Size certainly isn’t everything when it comes to buildings, of course. But the impact of many iconic structures is in their sheer stature. That is why it’s so startling — disappointing, even — that the Harmon hotel, CityCenter’s gateway to the Las Vegas Strip, has suddenly been cut down to about half its intended size.
Topping out at 28 stories instead of the proposed 49, the incredible shrinking Harmon seems unfortunately fated to look like a stubby, squashed stepchild next to its soaring CityCenter siblings, the 61-story Aria Resort & Casino and the 57-story Vdara condo-hotel.
That is the result of construction flaws — 15 floors of wrongly installed rebar — that forced MGM Mirage, which is developing the project with Dubai World, to rapidly call for a significant reduction of the nongaming boutique hotel. MGM Mirage canceled the Harmon’s 207-unit condominium component — the top half of the building — and postponed the opening of the hotel to late 2010.¨
Now, read the what´s going on in November 2010, from Las Vegas Review-Journal:
¨MGM Resorts officials, very quietly and with no public fanfare, want to demolish the unopened 27-story Harmon Hotel -- one of the components of its $8.5 billion CityCenter development.
But litigation and pinpointing blame for the troubled building will prevent anything from happening to the unfinished tower until late 2012.
In its recent third-quarter earnings statement, MGM Resorts said it took a $279 million noncash impairment charge for the Harmon and concluded "it is unlikely the Harmon will be completed using the building as it now stands."
MGM Resorts International operates CityCenter in a 50-50 joint venture with Dubai World.
In an interview this week, CityCenter Chief Executive Officer Bobby Baldwin said the company has hired two sets of structural engineers to determine the building's condition and what steps might be taken. MGM Resorts will bring in a third group of experts to analyze the building.
A report on the findings will be filed with the Clark County District Court, as part of CityCenter's lawsuit against Perini Building Co., the project's general contractor.
Perini will also be allowed to hire structural experts to assess the Harmon.
"Right now, I have a building I can't do anything with," said Baldwin, adding that Harmon has become "the poster child for nonconforming work worldwide."
Clark County Building Department officials will not allow any construction to be done to the Harmon, which was originally designed as a 47-story hotel and condominium tower.
In 2008, inspectors found structural work on the Harmon did not match building plans submitted to the county. The construction issues involved improperly placed steel reinforcing bar, commonly known as rebar.¨

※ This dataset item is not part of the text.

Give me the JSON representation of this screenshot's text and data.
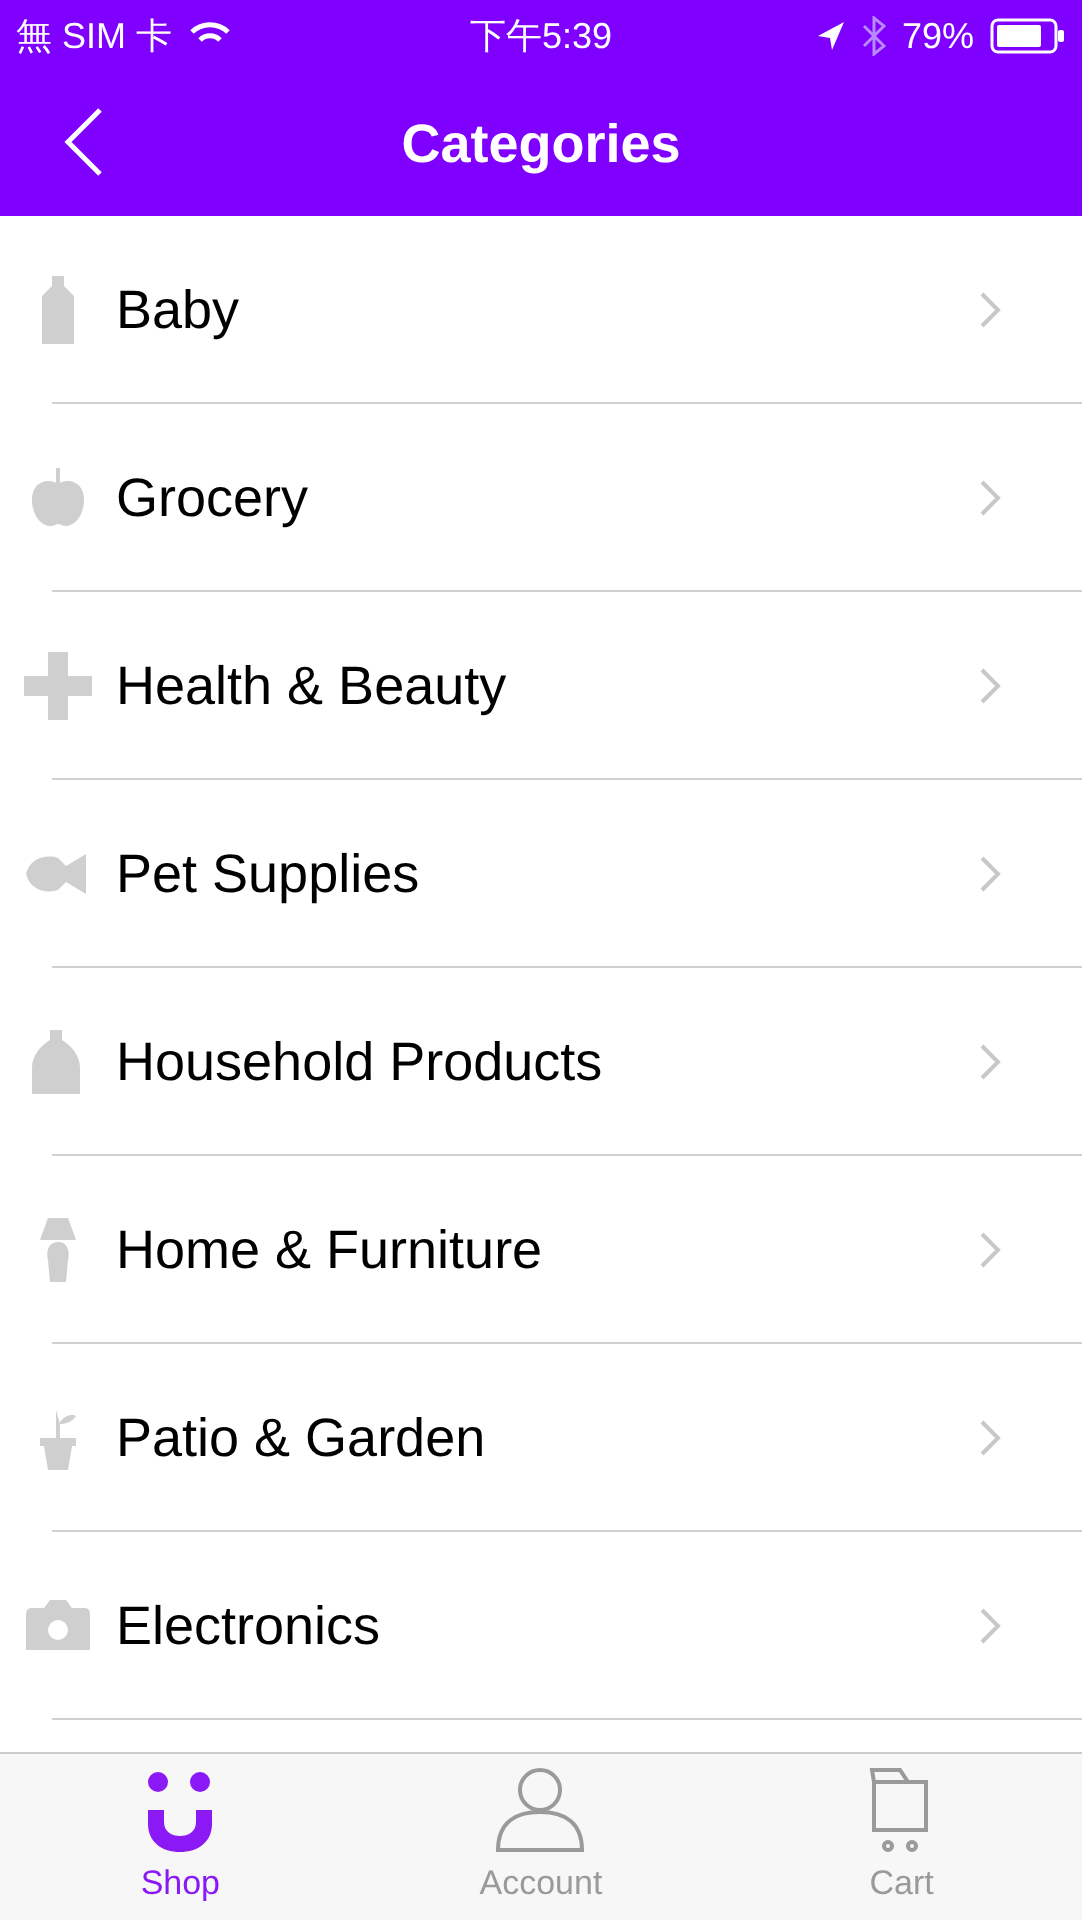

No comments:

Post a Comment


Related Posts with Thumbnails